▶ **Excerpted records**:
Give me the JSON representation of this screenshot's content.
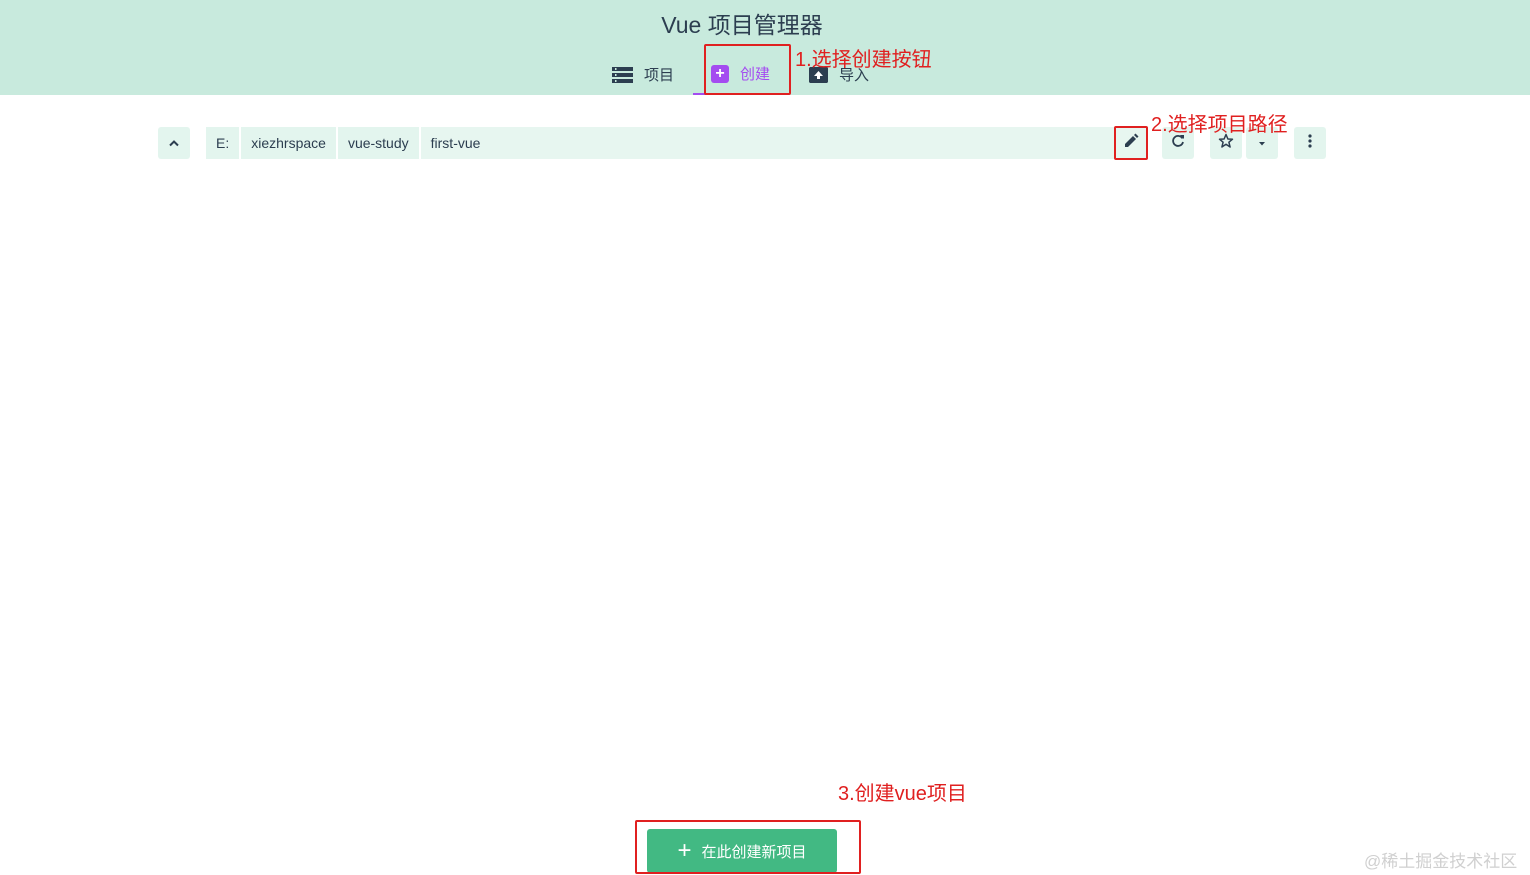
{
  "header": {
    "title": "Vue 项目管理器",
    "tabs": [
      {
        "label": "项目",
        "icon": "list-icon"
      },
      {
        "label": "创建",
        "icon": "add-box-icon",
        "active": true
      },
      {
        "label": "导入",
        "icon": "unarchive-icon"
      }
    ]
  },
  "folder_explorer": {
    "crumbs": [
      "E:",
      "xiezhrspace",
      "vue-study",
      "first-vue"
    ],
    "actions": [
      "up-arrow-icon",
      "edit-icon",
      "refresh-icon",
      "star-icon",
      "caret-down-icon",
      "more-vert-icon"
    ]
  },
  "create_button": {
    "label": "在此创建新项目",
    "icon": "plus-icon"
  },
  "annotations": {
    "step1": "1.选择创建按钮",
    "step2": "2.选择项目路径",
    "step3": "3.创建vue项目"
  },
  "watermark": "@稀土掘金技术社区",
  "colors": {
    "header_bg": "#c8eadd",
    "accent_purple": "#a44cf0",
    "primary_green": "#42b983",
    "annotation_red": "#e02020",
    "text_dark": "#2c3e50"
  }
}
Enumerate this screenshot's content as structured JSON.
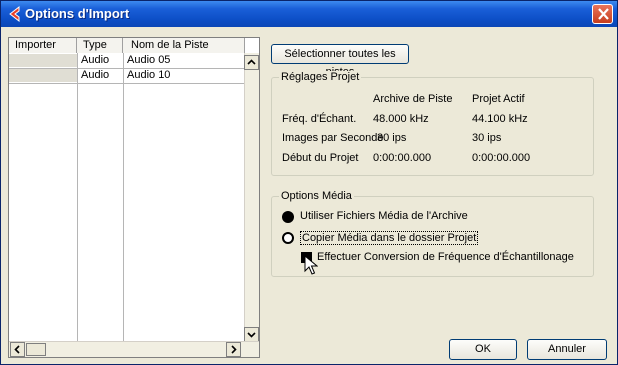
{
  "window": {
    "title": "Options d'Import"
  },
  "tracklist": {
    "columns": [
      "Importer",
      "Type",
      "Nom de la Piste"
    ],
    "rows": [
      {
        "type": "Audio",
        "name": "Audio 05"
      },
      {
        "type": "Audio",
        "name": "Audio 10"
      }
    ]
  },
  "select_all_label": "Sélectionner toutes les pistes",
  "project_settings": {
    "title": "Réglages Projet",
    "col_archive": "Archive de Piste",
    "col_project": "Projet Actif",
    "rows": [
      {
        "label": "Fréq. d'Échant.",
        "archive": "48.000 kHz",
        "project": "44.100 kHz"
      },
      {
        "label": "Images par Seconde",
        "archive": "30 ips",
        "project": "30 ips"
      },
      {
        "label": "Début du Projet",
        "archive": "0:00:00.000",
        "project": "0:00:00.000"
      }
    ]
  },
  "media_options": {
    "title": "Options Média",
    "radio_archive": "Utiliser Fichiers Média de l'Archive",
    "radio_copy": "Copier Média dans le dossier Projet",
    "checkbox_convert": "Effectuer Conversion de Fréquence d'Échantillonage"
  },
  "buttons": {
    "ok": "OK",
    "cancel": "Annuler"
  }
}
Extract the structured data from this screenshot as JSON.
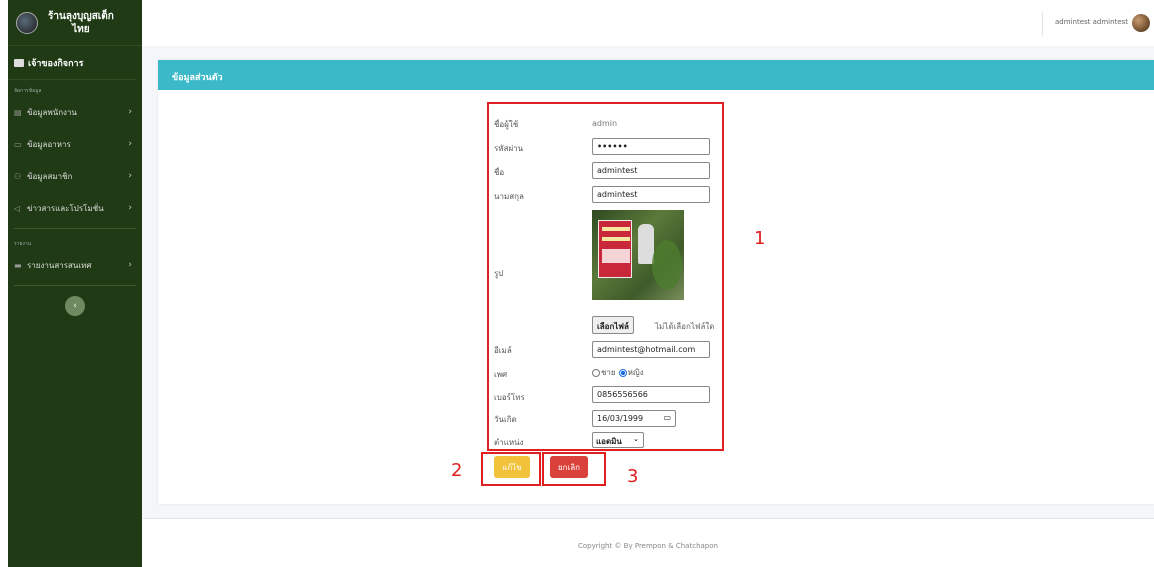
{
  "brand": {
    "name_line1": "ร้านลุงบุญสเต็ก",
    "name_line2": "ไทย"
  },
  "sidebar": {
    "owner_label": "เจ้าของกิจการ",
    "section1": "จัดการข้อมูล",
    "items": [
      {
        "label": "ข้อมูลพนักงาน",
        "icon": "id-card-icon"
      },
      {
        "label": "ข้อมูลอาหาร",
        "icon": "food-icon"
      },
      {
        "label": "ข้อมูลสมาชิก",
        "icon": "members-icon"
      },
      {
        "label": "ข่าวสารและโปรโมชั่น",
        "icon": "megaphone-icon"
      }
    ],
    "section2": "รายงาน",
    "report_item": {
      "label": "รายงานสารสนเทศ",
      "icon": "folder-icon"
    },
    "collapse_glyph": "‹"
  },
  "topbar": {
    "user_name": "admintest admintest"
  },
  "card": {
    "title": "ข้อมูลส่วนตัว"
  },
  "form": {
    "username_label": "ชื่อผู้ใช้",
    "username_value": "admin",
    "password_label": "รหัสผ่าน",
    "password_value": "••••••",
    "firstname_label": "ชื่อ",
    "firstname_value": "admintest",
    "lastname_label": "นามสกุล",
    "lastname_value": "admintest",
    "photo_label": "รูป",
    "file_button": "เลือกไฟล์",
    "file_note": "ไม่ได้เลือกไฟล์ใด",
    "email_label": "อีเมล์",
    "email_value": "admintest@hotmail.com",
    "gender_label": "เพศ",
    "gender_male": "ชาย",
    "gender_female": "หญิง",
    "gender_selected": "หญิง",
    "phone_label": "เบอร์โทร",
    "phone_value": "0856556566",
    "birthdate_label": "วันเกิด",
    "birthdate_value": "16/03/1999",
    "position_label": "ตำแหน่ง",
    "position_value": "แอดมิน"
  },
  "buttons": {
    "edit": "แก้ไข",
    "cancel": "ยกเลิก"
  },
  "annotations": {
    "n1": "1",
    "n2": "2",
    "n3": "3"
  },
  "footer": {
    "text": "Copyright © By Prempon & Chatchapon"
  },
  "colors": {
    "sidebar": "#1f3a14",
    "header": "#3cb9c9",
    "edit": "#f2c23b",
    "cancel": "#d9413a",
    "annotation": "#e02020"
  }
}
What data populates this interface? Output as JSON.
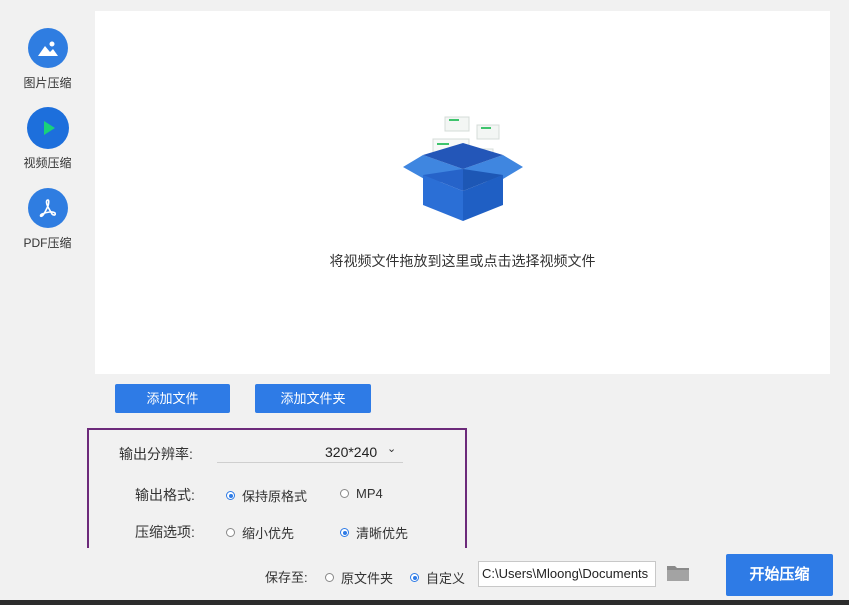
{
  "sidebar": {
    "items": [
      {
        "label": "图片压缩",
        "icon": "image-icon"
      },
      {
        "label": "视频压缩",
        "icon": "play-icon"
      },
      {
        "label": "PDF压缩",
        "icon": "pdf-icon"
      }
    ]
  },
  "drop_zone": {
    "hint": "将视频文件拖放到这里或点击选择视频文件",
    "illustration": "open-box-icon"
  },
  "actions": {
    "add_file": "添加文件",
    "add_folder": "添加文件夹"
  },
  "options": {
    "resolution_label": "输出分辨率:",
    "resolution_value": "320*240",
    "format_label": "输出格式:",
    "format_options": [
      "保持原格式",
      "MP4"
    ],
    "format_selected": "保持原格式",
    "compress_label": "压缩选项:",
    "compress_options": [
      "缩小优先",
      "清晰优先"
    ],
    "compress_selected": "清晰优先"
  },
  "save": {
    "label": "保存至:",
    "options": [
      "原文件夹",
      "自定义"
    ],
    "selected": "自定义",
    "path": "C:\\Users\\Mloong\\Documents"
  },
  "start_button": "开始压缩",
  "colors": {
    "accent": "#2e7be6",
    "highlight_border": "#6c2a7a"
  }
}
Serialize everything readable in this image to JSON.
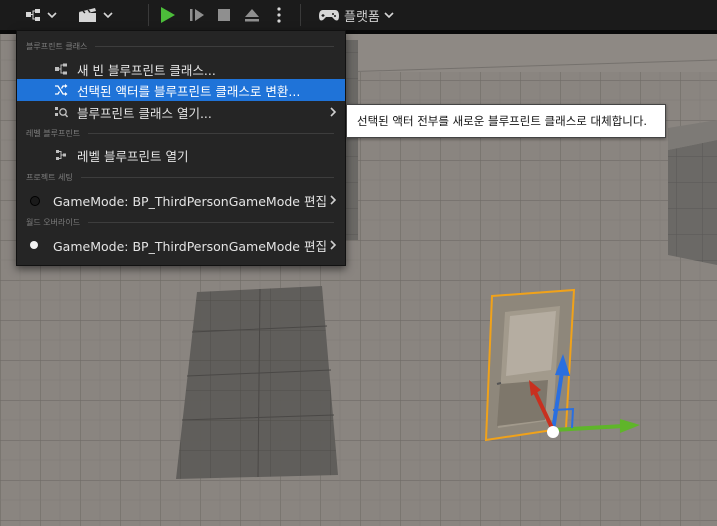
{
  "toolbar": {
    "platform_label": "플랫폼",
    "colors": {
      "play": "#4cbd3a",
      "bg": "#1b1b1b"
    },
    "icons": [
      "blueprint-icon",
      "chevron-down-icon",
      "cinematics-icon",
      "chevron-down-icon",
      "play-icon",
      "step-play-icon",
      "stop-icon",
      "eject-icon",
      "more-vertical-icon",
      "gamepad-icon",
      "chevron-down-icon"
    ]
  },
  "menu": {
    "section_blueprint_class": "블루프린트 클래스",
    "new_empty_blueprint": "새 빈 블루프린트 클래스...",
    "convert_selected": "선택된 액터를 블루프린트 클래스로 변환...",
    "open_blueprint_class": "블루프린트 클래스 열기...",
    "section_level_blueprint": "레벨 블루프린트",
    "open_level_blueprint": "레벨 블루프린트 열기",
    "section_project_settings": "프로젝트 세팅",
    "project_gamemode": "GameMode: BP_ThirdPersonGameMode 편집",
    "section_world_override": "월드 오버라이드",
    "world_gamemode": "GameMode: BP_ThirdPersonGameMode 편집",
    "highlight_color": "#1f73d8"
  },
  "tooltip": {
    "text": "선택된 액터 전부를 새로운 블루프린트 클래스로 대체합니다."
  }
}
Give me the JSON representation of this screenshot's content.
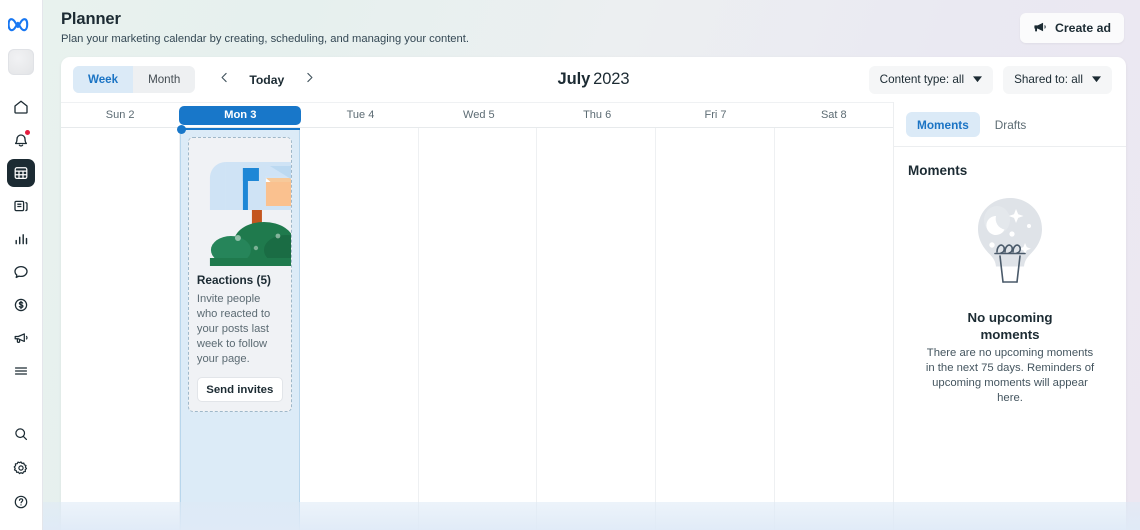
{
  "brand": {
    "logo_icon": "meta-infinity-logo",
    "accent_blue": "#1877c9",
    "tab_active_bg": "#dbeaf7",
    "tab_active_text": "#1b74c4"
  },
  "rail": {
    "avatar_label": "",
    "items": [
      {
        "icon": "home-icon",
        "name": "home",
        "active": false,
        "badge": false
      },
      {
        "icon": "bell-icon",
        "name": "notifications",
        "active": false,
        "badge": true
      },
      {
        "icon": "calendar-grid-icon",
        "name": "planner",
        "active": true,
        "badge": false
      },
      {
        "icon": "pages-icon",
        "name": "pages",
        "active": false,
        "badge": false
      },
      {
        "icon": "bar-chart-icon",
        "name": "insights",
        "active": false,
        "badge": false
      },
      {
        "icon": "chat-bubble-icon",
        "name": "inbox",
        "active": false,
        "badge": false
      },
      {
        "icon": "dollar-circle-icon",
        "name": "monetization",
        "active": false,
        "badge": false
      },
      {
        "icon": "megaphone-icon",
        "name": "ads",
        "active": false,
        "badge": false
      },
      {
        "icon": "hamburger-menu-icon",
        "name": "more",
        "active": false,
        "badge": false
      }
    ],
    "bottom_items": [
      {
        "icon": "search-icon",
        "name": "search"
      },
      {
        "icon": "gear-icon",
        "name": "settings"
      },
      {
        "icon": "help-circle-icon",
        "name": "help"
      }
    ]
  },
  "header": {
    "title": "Planner",
    "subtitle": "Plan your marketing calendar by creating, scheduling, and managing your content.",
    "create_ad_label": "Create ad",
    "create_ad_icon": "megaphone-icon"
  },
  "toolbar": {
    "view_week": "Week",
    "view_month": "Month",
    "active_view": "Week",
    "prev_icon": "chevron-left-icon",
    "next_icon": "chevron-right-icon",
    "today_label": "Today",
    "month_name": "July",
    "year": "2023",
    "filters": [
      {
        "label": "Content type: all",
        "name": "content-type-filter"
      },
      {
        "label": "Shared to: all",
        "name": "shared-to-filter"
      }
    ]
  },
  "calendar": {
    "days": [
      {
        "label": "Sun 2",
        "today": false
      },
      {
        "label": "Mon 3",
        "today": true
      },
      {
        "label": "Tue 4",
        "today": false
      },
      {
        "label": "Wed 5",
        "today": false
      },
      {
        "label": "Thu 6",
        "today": false
      },
      {
        "label": "Fri 7",
        "today": false
      },
      {
        "label": "Sat 8",
        "today": false
      }
    ],
    "event": {
      "day_index": 1,
      "illustration": "mailbox-illustration",
      "title": "Reactions (5)",
      "description": "Invite people who reacted to your posts last week to follow your page.",
      "action_label": "Send invites"
    }
  },
  "side_panel": {
    "tabs": [
      {
        "label": "Moments",
        "active": true
      },
      {
        "label": "Drafts",
        "active": false
      }
    ],
    "heading": "Moments",
    "empty": {
      "illustration": "lightbulb-night-illustration",
      "title": "No upcoming moments",
      "text": "There are no upcoming moments in the next 75 days. Reminders of upcoming moments will appear here."
    }
  }
}
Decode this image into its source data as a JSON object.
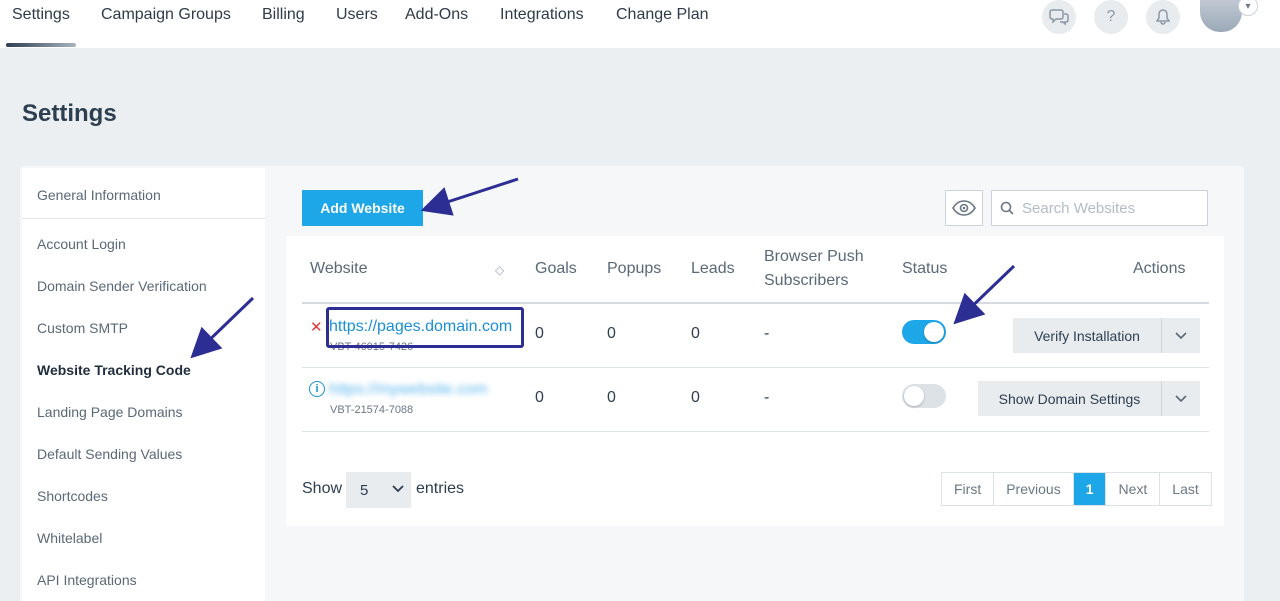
{
  "nav": {
    "items": [
      "Settings",
      "Campaign Groups",
      "Billing",
      "Users",
      "Add-Ons",
      "Integrations",
      "Change Plan"
    ],
    "icons": [
      "chat-icon",
      "help-icon",
      "bell-icon"
    ]
  },
  "page": {
    "title": "Settings"
  },
  "sidebar": {
    "items": [
      "General Information",
      "Account Login",
      "Domain Sender Verification",
      "Custom SMTP",
      "Website Tracking Code",
      "Landing Page Domains",
      "Default Sending Values",
      "Shortcodes",
      "Whitelabel",
      "API Integrations"
    ],
    "active_index": 4
  },
  "toolbar": {
    "add_label": "Add Website",
    "search_placeholder": "Search Websites"
  },
  "table": {
    "headers": {
      "website": "Website",
      "goals": "Goals",
      "popups": "Popups",
      "leads": "Leads",
      "push_line1": "Browser Push",
      "push_line2": "Subscribers",
      "status": "Status",
      "actions": "Actions"
    },
    "rows": [
      {
        "url": "https://pages.domain.com",
        "code": "VBT-46015-7426",
        "goals": "0",
        "popups": "0",
        "leads": "0",
        "push": "-",
        "status_on": true,
        "action": "Verify Installation",
        "indicator": "✕"
      },
      {
        "url": "https://mywebsite.com",
        "code": "VBT-21574-7088",
        "goals": "0",
        "popups": "0",
        "leads": "0",
        "push": "-",
        "status_on": false,
        "action": "Show Domain Settings",
        "indicator": "i"
      }
    ]
  },
  "footer": {
    "show_label": "Show",
    "entries_value": "5",
    "entries_label": "entries",
    "pagination": [
      "First",
      "Previous",
      "1",
      "Next",
      "Last"
    ],
    "current_page": "1"
  },
  "colors": {
    "accent": "#1ea7e8",
    "highlight": "#2d2e94",
    "error": "#e03b3b"
  }
}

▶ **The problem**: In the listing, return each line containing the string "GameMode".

▶ **Response to the exercise**:
    "project_gamemode": "GameMode: BP_ThirdPersonGameMode 편집",
    "world_gamemode": "GameMode: BP_ThirdPersonGameMode 편집",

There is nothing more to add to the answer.